Last week the Consumer Goods Forum published some new palm oil sustainability guidelines.
I sent their director of sustainability, Ignacio Gavilan, a few questions about them. Here’s his responses below:
Tobias Webb: What do the new guidelines say? What’s new in them?
Ignacio Gavilan: “This is the first time our industry has published a set of sustainable palm oil sourcing guidelines, and they are intended to assist companies in the development of their own policies for effectively sourcing palm oil.
The Guidelines address deforestation and other key sustainability issues associated with the production of palm oil, offering a stepwise approach for the implementation of commitments to sourcing deforestation-free and sustainable palm oil.
However, realising that palm oil landscape is changing rapidly, the Guidelines should be considered ‘a living document’ and they will be updated from time-to-time to reflect key palm oil developments.”
TW: How did you involve stakeholders in the process?
IG: “The Guidelines are the result of a truly collaborative process. Not only have our retailer and manufacturer members worked closely with each other as part of our palm oil-specific working group, we’ve also invited other stakeholders – like palm oil producers, processors, banks and NGOs – to comment on what works and what doesn’t.
Draft versions of the Guidelines were also shared for comment prior to the official publication.”
TW: What are your hopes for outcomes from these new guidelines?
IG: “The overriding goal is to help ensure our members can meet our resolution to achieve zero net deforestation by 2020 through the sourcing of sustainable commodities. The Sustainable Palm Oil Sourcing Guidelines, following on from those on the sourcing of sustainable soy and paper & pulp, are a tool to help us get there. We want to encourage our members – and other key stakeholders along the supply chain – to work together to implement the Guidelines.
If we can get our members to implement these guidelines, we’ll be one step closer to meeting our deforestation resolution.”
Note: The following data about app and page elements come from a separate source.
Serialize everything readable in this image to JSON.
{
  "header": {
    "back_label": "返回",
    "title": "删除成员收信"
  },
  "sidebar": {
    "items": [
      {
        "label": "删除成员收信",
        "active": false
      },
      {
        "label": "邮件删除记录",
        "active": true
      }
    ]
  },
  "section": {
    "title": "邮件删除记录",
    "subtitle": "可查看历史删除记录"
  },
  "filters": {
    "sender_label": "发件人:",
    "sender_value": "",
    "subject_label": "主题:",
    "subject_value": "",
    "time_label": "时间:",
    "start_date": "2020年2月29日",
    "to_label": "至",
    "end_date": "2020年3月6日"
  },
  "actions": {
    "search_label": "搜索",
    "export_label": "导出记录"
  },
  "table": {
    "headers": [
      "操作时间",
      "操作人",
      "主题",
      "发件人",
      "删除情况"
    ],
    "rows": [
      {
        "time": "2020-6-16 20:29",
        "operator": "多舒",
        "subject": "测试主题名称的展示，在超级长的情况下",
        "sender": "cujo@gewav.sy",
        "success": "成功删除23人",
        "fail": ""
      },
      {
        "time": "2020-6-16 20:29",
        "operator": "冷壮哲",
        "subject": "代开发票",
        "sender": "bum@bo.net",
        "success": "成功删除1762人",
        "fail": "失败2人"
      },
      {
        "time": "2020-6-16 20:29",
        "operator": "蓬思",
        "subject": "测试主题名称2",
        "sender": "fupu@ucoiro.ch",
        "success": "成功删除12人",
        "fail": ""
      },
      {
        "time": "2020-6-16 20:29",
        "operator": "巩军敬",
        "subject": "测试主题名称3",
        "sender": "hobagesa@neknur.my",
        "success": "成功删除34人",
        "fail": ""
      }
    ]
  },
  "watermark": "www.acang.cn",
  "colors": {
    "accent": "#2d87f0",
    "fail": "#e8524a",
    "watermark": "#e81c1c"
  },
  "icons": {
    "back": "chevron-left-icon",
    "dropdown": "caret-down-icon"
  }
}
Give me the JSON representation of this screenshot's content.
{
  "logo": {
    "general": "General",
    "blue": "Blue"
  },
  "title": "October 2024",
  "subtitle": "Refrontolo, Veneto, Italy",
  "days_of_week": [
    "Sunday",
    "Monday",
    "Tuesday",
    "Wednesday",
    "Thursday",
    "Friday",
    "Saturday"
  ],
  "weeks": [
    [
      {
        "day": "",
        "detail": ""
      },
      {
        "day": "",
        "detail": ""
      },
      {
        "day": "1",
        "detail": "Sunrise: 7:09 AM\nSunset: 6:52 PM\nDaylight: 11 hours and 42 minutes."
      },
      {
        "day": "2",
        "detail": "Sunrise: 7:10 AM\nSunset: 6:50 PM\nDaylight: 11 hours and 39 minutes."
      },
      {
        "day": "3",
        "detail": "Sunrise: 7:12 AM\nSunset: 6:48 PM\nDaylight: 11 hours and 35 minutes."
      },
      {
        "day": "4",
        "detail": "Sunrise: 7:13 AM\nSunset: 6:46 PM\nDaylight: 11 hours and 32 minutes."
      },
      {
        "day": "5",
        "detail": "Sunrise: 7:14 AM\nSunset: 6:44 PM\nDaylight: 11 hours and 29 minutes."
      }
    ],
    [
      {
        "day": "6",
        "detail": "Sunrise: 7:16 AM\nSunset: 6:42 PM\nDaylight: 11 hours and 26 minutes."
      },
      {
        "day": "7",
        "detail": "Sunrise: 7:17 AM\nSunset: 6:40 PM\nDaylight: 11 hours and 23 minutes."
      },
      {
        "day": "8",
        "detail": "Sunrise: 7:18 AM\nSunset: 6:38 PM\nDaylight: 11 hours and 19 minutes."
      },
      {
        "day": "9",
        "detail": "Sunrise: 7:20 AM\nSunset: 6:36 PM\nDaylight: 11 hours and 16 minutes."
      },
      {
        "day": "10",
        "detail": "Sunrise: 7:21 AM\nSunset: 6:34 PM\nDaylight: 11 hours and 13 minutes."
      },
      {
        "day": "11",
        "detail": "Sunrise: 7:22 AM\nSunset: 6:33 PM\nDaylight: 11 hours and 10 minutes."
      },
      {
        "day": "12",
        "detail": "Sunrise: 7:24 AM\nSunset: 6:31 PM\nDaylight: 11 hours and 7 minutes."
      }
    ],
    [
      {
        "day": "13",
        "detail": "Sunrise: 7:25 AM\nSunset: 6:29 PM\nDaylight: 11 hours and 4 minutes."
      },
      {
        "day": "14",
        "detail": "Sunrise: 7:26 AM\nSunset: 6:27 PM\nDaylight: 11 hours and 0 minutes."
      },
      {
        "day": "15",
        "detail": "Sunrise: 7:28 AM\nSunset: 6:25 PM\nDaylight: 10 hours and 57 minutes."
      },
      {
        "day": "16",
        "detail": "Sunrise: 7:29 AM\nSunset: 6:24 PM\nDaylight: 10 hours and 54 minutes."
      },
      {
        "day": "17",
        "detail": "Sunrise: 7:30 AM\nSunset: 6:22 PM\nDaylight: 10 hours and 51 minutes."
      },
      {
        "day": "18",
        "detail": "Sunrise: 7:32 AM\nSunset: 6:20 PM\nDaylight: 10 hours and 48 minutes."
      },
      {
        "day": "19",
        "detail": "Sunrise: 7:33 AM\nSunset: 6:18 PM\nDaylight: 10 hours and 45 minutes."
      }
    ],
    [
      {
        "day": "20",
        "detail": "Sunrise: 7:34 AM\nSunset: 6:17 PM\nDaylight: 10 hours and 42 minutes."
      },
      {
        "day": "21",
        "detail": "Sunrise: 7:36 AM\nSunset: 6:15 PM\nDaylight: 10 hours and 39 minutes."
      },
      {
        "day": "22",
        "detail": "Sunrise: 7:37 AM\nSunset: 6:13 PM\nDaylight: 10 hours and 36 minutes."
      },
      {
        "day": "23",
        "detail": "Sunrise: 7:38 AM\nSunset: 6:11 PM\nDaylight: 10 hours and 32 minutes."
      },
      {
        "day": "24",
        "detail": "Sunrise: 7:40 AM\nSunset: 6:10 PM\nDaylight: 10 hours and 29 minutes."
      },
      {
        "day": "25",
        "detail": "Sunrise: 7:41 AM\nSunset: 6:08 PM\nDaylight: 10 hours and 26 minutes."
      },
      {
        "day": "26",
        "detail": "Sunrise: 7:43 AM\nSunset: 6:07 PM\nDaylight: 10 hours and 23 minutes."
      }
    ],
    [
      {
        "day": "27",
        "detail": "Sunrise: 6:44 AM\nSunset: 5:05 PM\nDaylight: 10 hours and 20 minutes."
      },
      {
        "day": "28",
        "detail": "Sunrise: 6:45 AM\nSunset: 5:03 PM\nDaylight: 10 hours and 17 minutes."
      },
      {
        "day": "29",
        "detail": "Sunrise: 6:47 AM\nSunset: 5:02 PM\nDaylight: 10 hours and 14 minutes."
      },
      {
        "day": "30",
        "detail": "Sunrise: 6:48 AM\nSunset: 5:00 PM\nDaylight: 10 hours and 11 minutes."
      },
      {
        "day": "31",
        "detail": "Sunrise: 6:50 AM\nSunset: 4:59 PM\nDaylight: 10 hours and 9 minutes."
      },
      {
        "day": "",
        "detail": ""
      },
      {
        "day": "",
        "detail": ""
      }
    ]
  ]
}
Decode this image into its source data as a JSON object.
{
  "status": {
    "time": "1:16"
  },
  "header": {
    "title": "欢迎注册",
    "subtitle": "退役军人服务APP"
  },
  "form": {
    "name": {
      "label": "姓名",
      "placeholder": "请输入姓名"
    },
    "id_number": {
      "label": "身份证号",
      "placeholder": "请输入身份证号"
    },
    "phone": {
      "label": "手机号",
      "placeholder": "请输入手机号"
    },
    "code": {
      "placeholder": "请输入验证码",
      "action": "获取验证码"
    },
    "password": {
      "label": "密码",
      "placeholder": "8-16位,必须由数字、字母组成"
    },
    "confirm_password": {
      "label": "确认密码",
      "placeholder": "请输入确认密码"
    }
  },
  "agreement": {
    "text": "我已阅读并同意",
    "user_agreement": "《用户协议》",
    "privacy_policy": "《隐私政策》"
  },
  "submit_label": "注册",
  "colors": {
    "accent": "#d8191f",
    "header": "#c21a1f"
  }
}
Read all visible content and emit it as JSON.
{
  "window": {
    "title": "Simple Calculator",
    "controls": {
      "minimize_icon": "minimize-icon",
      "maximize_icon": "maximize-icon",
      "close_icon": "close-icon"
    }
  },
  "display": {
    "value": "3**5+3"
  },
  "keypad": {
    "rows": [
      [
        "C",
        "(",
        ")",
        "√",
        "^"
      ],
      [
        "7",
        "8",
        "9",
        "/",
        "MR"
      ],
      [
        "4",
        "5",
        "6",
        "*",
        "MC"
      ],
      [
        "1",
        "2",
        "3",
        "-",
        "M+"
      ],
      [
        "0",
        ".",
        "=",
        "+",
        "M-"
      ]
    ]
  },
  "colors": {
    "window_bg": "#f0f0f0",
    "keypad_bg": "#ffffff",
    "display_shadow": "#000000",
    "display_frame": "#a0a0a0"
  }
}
TW: NGOs say 2020 is too far away for deforestation free supply chains. What’s your response?
IG: “As the only organisation bringing retailers and manufacturers together on a global scale, we need to provide resolutions and solutions that are actionable and tangible for all our members.
There are those companies who may well meet the commitment before 2020 and we will support and encourage those companies as best as we can, but there are others – who are in a different development stage – who need a little longer and a bit more support to get there.
These guidelines are an important tool for such members that need more help to start the sustainable procurement journey while keeping those at the forefront leading on this subject.
We want to take a holistic approach and bring the entire industry with us on this journey to more sustainable value chains and business practices globally.”
TW: What else is on the agenda for CGF in terms of sustainability in 2015 and in the build up to COP 21?
IG: “2015 is indeed a busy year. Related to the Guidelines, we’ll be organising webinars and workshops to help members in different geographies to implement and we’ll continue to work closely with the Tropical Forest Alliance 2020, Banking Environment Initiative and other key stakeholders.
Then, following our recent announcement of a new Board-approved resolution to halve food waste from within the operations of our members by 2025, we’re working on a number of things to help support our members with this, including a number of public webinars and an implementation toolkit, as well as plans for a food waste event in early 2016. We are also working hard on refrigeration, and are currently discussing where we go next in our bid to phase out HFC refrigerants.
We’ve also been working with the UN Global Compact with regards to the UN Sustainable Development Goals and are very much looking forward to COP 21.
With our Board’s pro-active and public call for a globally-binding climate change deal, we have big hopes for the week’s events and the CGF will very much be a part of them.
Lastly, we are working with other strategic pillars of the CGF – including Health & Wellness, End-to-End Value Chain, the Global Food Safety Initiative and the Global Social Compliance Programme to better see how our work on areas like traceability, transparency and the social impact of business can better drive positive change across the industry.”
Upcoming relevant business meetings by Innovation Forum: (We bring many of the major business players together with leading NGOs for tough, constructive discussion and debate, not dull PPT, take a look below)
How business can tackle deforestation – A make or break issue for Asia’s corporate reputation
28th-29th September 2015, Singapore – For full agenda and speaker list go here.
Ethical Trade and Human Rights Forum (with the Ethical Trading Initiative)
Transforming supply chains for responsible business at scale
October 19-20, London – For full agenda go here.
How business can tackle deforestation
Innovation in sustainable forestry: Technology, risk and collaboration
November 2-3 London – For more information go here.
Sustainability: Why current consumer engagement fails – and how to fix it
November 9th-10th 2015, London – For more information go here.
Sustainable seafood sourcing
How business can manage global risk and collaborate for sustainable improvements
November 25-26 2015, London – For more information go here.
How to engage with – and improve the lives of – smallholder famers
March 2016, London – For draft agenda contact Boris.Petrovic@innovation-forum.co.uk